• [Action item]:
All lines of the listing that contain "likes" should be shown in full.

• [Available records]:
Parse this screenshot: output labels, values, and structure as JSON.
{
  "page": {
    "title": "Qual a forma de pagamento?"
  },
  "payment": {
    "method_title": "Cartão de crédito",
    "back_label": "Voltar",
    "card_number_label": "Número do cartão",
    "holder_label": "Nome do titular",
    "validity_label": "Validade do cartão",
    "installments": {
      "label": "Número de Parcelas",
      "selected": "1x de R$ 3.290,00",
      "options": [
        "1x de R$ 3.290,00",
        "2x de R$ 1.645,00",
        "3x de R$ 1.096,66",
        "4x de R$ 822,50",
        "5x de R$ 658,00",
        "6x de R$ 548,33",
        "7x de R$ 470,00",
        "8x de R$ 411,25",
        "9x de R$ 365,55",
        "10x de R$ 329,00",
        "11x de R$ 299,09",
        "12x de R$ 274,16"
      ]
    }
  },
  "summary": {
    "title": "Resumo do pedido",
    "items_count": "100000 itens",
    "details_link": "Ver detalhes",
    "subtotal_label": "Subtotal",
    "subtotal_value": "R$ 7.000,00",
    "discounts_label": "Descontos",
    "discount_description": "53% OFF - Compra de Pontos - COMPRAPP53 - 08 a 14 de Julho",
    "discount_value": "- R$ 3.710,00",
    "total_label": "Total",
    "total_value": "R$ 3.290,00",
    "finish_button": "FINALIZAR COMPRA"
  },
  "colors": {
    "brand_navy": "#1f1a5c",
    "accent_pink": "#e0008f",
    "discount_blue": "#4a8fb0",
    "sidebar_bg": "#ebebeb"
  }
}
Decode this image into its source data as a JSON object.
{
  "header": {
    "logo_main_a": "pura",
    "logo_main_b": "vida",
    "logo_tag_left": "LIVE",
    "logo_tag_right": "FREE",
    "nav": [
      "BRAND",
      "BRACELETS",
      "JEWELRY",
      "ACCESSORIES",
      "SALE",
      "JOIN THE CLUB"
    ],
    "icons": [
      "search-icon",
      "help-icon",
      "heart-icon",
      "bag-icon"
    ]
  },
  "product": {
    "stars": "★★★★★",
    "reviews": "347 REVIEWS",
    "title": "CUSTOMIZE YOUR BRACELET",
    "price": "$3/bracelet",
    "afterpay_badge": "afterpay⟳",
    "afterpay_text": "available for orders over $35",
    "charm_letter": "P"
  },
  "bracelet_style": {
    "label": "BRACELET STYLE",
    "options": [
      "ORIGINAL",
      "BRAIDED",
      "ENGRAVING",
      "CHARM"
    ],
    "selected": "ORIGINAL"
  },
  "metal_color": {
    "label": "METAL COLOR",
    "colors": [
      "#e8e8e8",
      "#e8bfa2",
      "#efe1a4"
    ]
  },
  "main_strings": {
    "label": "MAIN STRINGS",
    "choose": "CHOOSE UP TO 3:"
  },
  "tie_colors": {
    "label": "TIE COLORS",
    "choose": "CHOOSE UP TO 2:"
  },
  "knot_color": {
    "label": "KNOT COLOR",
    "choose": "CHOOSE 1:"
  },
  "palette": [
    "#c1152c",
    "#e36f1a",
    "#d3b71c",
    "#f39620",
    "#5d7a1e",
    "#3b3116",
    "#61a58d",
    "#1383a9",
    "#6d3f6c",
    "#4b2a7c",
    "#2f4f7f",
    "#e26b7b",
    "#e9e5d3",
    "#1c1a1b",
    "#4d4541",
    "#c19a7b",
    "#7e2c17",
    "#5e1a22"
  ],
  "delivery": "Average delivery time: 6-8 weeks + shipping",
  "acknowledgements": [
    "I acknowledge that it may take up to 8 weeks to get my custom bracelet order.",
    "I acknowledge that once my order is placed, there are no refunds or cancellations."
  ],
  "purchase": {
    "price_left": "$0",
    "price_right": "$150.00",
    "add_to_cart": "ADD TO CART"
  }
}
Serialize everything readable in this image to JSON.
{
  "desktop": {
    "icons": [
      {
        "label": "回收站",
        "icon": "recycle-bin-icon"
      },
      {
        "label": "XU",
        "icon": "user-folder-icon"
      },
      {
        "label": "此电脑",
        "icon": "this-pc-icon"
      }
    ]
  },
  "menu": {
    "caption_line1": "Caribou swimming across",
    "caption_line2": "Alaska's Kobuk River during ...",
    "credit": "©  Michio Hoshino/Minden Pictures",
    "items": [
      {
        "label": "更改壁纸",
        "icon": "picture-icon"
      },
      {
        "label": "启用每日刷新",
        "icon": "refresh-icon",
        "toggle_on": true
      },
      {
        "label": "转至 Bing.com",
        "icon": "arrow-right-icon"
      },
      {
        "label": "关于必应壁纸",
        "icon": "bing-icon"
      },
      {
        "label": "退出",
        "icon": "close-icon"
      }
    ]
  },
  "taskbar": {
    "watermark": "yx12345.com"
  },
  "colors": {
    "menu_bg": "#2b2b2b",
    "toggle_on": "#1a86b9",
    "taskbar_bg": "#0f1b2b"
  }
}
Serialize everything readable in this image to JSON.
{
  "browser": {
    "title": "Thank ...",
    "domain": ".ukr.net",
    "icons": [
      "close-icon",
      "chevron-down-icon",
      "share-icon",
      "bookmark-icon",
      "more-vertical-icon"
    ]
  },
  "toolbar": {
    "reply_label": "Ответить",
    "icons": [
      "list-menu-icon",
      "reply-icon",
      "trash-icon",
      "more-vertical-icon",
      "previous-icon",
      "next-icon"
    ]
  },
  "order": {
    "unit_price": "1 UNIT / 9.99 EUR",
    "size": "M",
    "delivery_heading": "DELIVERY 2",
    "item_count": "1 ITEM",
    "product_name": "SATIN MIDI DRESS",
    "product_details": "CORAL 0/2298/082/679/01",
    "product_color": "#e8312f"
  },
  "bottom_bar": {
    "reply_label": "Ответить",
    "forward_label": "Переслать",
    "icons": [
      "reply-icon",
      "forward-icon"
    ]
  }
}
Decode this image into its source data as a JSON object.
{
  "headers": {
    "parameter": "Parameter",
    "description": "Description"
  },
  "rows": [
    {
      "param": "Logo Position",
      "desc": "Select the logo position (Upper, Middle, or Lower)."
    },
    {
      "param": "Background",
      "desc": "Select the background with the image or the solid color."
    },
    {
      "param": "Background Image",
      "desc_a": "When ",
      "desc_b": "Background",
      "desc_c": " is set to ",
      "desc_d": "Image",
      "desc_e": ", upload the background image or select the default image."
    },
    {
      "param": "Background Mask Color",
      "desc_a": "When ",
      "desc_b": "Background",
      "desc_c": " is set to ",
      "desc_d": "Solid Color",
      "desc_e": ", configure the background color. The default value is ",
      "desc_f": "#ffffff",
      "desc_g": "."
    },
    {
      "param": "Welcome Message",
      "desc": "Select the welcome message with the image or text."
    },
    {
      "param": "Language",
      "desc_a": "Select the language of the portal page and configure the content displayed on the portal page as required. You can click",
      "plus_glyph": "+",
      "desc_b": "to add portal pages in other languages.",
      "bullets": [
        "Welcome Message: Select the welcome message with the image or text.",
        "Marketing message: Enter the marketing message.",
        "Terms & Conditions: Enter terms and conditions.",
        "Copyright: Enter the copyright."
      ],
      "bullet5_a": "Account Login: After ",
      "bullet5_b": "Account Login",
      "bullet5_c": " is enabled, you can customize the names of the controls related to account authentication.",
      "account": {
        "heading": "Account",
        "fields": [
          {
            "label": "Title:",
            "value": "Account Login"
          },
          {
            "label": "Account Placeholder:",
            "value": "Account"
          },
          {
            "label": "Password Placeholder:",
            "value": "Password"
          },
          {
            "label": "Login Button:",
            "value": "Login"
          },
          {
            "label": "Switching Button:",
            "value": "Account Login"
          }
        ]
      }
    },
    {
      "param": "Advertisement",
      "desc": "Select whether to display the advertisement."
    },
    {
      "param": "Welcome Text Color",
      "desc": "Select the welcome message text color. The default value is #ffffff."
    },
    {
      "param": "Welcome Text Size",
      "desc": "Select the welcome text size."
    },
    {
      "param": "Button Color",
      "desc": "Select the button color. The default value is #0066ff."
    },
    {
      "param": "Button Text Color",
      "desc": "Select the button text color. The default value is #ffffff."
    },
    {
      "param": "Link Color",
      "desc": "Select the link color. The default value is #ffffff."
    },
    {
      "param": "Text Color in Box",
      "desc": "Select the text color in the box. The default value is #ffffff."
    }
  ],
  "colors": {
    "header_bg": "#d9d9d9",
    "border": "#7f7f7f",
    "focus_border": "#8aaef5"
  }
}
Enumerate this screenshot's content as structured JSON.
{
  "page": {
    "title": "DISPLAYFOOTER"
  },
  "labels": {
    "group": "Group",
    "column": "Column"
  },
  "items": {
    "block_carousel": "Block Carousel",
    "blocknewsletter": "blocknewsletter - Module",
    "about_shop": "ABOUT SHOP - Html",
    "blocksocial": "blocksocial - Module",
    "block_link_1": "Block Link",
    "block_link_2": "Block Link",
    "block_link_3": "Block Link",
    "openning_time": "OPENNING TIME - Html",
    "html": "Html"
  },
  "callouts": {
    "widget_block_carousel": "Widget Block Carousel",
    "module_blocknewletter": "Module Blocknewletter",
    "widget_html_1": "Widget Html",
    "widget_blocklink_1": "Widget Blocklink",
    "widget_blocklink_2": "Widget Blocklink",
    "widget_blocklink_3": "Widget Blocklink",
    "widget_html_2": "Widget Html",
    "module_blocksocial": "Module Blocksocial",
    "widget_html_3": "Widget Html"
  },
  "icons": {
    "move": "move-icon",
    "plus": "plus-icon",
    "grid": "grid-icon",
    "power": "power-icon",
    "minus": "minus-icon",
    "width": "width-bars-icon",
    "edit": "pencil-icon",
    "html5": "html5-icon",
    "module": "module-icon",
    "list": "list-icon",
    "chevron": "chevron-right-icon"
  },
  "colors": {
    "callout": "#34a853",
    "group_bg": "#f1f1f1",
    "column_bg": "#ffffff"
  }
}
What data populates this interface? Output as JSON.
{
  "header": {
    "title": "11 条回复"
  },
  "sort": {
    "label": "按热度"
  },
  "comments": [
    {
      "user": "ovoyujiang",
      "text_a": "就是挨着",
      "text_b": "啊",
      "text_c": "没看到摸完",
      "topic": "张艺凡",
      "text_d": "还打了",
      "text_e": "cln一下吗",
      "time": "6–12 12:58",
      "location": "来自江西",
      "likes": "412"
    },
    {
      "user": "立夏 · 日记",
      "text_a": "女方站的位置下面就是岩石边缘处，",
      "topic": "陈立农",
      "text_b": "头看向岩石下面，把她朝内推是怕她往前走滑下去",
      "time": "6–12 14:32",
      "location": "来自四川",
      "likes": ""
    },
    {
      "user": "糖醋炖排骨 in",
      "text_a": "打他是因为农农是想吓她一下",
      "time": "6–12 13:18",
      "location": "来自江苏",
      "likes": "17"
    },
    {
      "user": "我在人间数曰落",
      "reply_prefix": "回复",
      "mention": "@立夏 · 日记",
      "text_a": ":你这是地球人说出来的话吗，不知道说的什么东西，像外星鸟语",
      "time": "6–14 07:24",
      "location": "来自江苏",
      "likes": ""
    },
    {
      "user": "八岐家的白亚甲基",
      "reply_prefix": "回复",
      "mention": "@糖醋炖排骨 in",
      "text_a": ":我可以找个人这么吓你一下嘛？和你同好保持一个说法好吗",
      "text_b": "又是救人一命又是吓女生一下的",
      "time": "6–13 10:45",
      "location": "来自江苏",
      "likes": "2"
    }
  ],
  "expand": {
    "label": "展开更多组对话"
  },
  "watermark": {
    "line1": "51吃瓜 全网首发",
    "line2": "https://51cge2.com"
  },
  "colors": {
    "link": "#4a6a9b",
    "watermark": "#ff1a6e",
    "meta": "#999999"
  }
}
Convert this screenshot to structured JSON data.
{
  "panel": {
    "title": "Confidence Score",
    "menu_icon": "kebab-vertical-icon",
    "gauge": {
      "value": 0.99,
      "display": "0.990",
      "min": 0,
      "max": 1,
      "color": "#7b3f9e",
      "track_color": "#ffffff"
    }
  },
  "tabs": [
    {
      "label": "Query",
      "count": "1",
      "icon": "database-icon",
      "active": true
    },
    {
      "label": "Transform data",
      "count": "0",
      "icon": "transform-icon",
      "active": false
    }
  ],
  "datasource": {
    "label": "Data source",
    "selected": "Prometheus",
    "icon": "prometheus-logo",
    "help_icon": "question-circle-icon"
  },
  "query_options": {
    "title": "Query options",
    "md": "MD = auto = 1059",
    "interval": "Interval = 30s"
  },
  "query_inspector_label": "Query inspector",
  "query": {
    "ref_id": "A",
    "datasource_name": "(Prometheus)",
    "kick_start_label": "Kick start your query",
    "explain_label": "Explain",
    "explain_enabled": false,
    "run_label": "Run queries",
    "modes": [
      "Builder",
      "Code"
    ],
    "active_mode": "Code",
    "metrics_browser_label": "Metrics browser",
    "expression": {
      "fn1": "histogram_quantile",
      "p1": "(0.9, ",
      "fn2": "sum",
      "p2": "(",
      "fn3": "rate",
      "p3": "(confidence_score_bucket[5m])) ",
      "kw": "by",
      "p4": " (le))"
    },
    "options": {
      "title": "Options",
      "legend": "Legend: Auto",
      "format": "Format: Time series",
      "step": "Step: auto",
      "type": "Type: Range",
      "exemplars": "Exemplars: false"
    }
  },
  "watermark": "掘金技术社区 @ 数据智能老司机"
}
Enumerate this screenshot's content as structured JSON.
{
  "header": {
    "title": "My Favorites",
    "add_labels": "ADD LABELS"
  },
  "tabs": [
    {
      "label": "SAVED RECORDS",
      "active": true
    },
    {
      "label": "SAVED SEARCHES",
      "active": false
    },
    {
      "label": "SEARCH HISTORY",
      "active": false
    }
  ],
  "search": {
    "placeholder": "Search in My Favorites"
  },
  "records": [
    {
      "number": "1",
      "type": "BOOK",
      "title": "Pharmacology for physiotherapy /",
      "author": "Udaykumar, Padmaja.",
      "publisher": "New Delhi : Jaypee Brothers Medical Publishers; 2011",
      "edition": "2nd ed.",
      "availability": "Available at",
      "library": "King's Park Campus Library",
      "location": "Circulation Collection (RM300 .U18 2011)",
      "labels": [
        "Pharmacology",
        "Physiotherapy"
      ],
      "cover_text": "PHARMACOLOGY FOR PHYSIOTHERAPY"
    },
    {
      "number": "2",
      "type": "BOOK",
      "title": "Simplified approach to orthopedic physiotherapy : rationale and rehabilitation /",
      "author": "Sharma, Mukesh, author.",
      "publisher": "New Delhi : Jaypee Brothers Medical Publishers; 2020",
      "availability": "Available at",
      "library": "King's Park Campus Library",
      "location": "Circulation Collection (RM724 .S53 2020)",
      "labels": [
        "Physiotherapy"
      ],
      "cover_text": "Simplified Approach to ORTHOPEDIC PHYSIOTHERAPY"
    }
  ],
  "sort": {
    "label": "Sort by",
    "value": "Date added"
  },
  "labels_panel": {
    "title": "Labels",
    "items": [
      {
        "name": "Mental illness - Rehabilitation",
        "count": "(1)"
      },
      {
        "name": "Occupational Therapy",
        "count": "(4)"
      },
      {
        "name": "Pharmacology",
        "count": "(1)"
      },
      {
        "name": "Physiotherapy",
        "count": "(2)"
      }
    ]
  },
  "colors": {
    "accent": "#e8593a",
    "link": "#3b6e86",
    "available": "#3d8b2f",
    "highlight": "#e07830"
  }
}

• [Solution to the problem]:
      "likes": "412"
      "likes": ""
      "likes": "17"
      "likes": ""
      "likes": "2"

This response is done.